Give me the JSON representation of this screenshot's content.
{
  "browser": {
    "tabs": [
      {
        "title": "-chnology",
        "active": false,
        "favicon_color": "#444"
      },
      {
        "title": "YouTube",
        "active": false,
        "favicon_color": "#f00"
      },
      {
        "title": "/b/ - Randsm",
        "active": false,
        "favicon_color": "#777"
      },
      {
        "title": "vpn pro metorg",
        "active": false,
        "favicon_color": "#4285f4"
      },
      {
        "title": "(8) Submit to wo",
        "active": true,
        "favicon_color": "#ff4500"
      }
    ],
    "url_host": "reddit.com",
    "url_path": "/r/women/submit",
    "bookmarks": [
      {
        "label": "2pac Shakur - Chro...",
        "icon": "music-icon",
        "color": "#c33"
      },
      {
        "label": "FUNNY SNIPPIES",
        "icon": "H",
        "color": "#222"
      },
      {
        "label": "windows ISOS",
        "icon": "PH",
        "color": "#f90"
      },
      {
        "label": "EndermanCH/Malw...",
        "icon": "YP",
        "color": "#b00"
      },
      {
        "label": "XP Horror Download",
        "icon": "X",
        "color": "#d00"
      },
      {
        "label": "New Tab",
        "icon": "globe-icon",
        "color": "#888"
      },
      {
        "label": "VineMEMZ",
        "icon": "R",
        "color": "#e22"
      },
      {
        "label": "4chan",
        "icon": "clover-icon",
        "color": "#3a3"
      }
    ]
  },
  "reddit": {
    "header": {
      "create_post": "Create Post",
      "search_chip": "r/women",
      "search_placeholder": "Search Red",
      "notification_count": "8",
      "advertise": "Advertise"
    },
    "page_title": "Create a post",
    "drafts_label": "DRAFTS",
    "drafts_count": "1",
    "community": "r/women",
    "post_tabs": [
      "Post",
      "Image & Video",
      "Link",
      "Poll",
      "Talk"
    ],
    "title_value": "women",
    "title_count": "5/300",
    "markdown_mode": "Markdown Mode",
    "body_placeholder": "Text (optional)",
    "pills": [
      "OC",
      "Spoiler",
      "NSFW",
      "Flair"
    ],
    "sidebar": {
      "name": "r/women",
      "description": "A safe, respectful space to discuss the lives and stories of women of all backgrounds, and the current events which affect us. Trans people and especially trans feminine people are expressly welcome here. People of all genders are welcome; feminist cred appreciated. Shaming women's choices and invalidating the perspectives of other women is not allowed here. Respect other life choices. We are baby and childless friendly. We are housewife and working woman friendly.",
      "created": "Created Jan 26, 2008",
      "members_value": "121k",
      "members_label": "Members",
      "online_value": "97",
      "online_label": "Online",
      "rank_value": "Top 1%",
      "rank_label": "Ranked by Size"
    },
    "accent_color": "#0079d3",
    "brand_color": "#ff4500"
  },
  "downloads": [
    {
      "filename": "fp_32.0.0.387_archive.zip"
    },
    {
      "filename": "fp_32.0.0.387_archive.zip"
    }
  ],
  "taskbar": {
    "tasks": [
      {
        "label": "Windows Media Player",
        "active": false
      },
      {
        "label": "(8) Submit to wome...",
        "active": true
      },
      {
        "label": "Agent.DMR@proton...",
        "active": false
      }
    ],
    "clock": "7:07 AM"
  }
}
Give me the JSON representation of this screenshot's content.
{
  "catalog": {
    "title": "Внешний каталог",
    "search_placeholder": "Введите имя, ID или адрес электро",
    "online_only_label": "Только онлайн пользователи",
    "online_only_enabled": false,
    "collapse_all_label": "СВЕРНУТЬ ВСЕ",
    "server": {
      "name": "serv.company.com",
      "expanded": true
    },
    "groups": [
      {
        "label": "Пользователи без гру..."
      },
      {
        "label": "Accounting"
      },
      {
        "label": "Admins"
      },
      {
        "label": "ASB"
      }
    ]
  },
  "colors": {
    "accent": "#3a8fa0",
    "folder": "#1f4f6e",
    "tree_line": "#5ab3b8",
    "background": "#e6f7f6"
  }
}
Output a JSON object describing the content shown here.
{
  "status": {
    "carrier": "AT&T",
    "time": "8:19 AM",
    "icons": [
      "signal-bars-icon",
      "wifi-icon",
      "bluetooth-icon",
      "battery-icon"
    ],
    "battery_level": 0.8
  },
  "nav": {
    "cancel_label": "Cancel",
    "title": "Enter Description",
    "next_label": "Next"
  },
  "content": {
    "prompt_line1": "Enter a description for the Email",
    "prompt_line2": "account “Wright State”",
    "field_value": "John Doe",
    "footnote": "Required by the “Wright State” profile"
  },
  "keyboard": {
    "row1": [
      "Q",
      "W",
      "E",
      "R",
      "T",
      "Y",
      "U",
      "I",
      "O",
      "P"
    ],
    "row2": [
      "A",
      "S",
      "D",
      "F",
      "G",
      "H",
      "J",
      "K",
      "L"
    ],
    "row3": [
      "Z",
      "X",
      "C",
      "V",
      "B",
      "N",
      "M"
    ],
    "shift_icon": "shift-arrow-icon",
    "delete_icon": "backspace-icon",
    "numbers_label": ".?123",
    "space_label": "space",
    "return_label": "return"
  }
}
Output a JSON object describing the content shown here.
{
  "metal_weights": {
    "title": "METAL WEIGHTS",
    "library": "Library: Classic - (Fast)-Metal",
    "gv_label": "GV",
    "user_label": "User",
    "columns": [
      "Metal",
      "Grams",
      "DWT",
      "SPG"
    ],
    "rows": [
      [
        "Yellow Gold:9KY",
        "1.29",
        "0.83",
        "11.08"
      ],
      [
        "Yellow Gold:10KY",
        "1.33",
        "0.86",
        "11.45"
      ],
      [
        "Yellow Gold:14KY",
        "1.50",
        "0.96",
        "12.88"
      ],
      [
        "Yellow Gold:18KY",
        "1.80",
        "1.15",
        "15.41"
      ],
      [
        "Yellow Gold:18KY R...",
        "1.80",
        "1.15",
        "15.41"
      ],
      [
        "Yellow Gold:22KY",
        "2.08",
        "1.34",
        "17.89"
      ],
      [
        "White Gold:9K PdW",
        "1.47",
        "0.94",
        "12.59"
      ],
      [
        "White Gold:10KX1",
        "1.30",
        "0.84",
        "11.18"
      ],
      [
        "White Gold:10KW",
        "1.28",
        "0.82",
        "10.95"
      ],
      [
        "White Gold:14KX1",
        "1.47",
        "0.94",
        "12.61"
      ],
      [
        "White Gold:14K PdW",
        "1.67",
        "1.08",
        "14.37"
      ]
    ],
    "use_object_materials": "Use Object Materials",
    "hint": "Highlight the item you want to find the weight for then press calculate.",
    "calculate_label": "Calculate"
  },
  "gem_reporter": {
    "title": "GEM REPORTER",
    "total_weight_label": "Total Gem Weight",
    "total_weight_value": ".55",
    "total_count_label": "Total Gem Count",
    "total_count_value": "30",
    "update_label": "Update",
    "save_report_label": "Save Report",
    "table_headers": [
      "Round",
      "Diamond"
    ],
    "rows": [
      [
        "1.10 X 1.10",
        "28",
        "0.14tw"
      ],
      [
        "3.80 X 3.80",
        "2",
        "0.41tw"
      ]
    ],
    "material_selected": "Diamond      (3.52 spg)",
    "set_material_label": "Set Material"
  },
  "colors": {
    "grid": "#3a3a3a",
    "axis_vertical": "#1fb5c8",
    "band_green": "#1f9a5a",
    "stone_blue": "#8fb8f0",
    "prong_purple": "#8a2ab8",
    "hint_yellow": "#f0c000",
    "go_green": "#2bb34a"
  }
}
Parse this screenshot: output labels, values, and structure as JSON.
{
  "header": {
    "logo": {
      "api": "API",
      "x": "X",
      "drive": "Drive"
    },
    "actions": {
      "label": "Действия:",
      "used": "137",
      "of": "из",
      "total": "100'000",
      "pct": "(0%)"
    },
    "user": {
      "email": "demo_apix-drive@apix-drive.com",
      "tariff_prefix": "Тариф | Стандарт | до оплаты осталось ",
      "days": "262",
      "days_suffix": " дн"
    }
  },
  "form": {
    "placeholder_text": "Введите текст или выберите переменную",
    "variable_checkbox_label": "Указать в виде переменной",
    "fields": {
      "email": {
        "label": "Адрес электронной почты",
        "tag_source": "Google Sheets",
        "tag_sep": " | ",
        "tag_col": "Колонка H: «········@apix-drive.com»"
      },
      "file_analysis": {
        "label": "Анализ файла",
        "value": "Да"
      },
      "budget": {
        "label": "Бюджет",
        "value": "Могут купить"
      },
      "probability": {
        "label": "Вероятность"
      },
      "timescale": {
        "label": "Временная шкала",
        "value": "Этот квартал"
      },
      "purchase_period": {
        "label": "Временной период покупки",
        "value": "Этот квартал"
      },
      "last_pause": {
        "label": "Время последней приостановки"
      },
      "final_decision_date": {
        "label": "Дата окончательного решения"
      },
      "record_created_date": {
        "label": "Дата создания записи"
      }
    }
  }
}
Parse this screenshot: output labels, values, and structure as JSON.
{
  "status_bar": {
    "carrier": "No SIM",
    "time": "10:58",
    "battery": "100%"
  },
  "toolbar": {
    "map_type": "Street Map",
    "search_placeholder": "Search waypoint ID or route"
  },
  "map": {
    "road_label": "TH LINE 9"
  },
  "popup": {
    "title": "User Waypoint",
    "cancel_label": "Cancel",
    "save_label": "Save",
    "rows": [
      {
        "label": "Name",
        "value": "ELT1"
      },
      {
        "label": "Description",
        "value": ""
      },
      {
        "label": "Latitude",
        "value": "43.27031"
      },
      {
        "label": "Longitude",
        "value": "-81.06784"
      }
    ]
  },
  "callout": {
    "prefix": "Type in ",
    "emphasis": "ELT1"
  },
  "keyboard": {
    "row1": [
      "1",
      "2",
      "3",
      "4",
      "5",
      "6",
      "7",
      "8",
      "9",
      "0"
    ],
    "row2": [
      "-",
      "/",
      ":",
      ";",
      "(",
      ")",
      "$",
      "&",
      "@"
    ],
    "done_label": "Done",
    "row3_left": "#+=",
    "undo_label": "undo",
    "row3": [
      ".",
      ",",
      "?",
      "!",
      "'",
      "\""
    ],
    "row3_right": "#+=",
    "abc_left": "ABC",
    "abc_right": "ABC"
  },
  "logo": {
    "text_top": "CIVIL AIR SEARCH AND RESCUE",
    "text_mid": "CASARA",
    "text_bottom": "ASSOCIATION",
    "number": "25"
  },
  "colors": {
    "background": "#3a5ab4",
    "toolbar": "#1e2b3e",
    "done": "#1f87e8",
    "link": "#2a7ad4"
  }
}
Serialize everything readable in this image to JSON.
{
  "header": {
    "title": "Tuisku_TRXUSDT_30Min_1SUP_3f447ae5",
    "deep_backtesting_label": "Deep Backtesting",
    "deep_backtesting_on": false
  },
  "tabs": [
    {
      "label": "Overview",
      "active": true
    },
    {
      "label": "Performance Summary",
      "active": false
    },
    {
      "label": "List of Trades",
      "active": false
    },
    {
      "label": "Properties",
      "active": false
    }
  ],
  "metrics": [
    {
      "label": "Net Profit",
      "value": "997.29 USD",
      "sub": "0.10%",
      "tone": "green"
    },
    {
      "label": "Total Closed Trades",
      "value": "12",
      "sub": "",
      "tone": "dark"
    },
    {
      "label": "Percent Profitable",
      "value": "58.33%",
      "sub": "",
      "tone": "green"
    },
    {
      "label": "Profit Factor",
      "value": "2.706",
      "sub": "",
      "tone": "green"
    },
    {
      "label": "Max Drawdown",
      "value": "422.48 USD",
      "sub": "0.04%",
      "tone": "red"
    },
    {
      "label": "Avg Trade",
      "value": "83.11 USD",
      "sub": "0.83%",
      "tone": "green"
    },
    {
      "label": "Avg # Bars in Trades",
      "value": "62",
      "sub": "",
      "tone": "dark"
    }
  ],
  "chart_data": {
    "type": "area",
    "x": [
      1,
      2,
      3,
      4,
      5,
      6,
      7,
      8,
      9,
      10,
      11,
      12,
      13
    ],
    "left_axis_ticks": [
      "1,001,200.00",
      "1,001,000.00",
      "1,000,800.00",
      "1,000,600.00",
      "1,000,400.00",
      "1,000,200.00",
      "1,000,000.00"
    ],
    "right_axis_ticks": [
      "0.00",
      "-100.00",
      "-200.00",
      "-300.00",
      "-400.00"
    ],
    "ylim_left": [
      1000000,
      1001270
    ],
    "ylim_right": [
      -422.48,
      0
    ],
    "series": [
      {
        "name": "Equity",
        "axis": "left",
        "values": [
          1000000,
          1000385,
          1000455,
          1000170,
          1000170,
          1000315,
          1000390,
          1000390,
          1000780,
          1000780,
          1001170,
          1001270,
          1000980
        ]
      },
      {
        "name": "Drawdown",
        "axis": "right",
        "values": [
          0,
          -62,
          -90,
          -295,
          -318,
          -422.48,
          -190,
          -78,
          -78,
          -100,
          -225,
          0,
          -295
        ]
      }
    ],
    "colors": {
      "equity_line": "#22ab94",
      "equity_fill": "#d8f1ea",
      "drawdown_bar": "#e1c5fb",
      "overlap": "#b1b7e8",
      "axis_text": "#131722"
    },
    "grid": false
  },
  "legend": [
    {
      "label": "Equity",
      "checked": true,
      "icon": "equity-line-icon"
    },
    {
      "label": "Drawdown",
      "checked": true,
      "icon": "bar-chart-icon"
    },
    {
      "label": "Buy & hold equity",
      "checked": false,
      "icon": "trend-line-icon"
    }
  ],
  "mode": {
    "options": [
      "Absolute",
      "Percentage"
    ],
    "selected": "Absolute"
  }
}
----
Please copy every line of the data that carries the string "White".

        "White Gold:9K PdW",
        "White Gold:10KX1",
        "White Gold:10KW",
        "White Gold:14KX1",
        "White Gold:14K PdW",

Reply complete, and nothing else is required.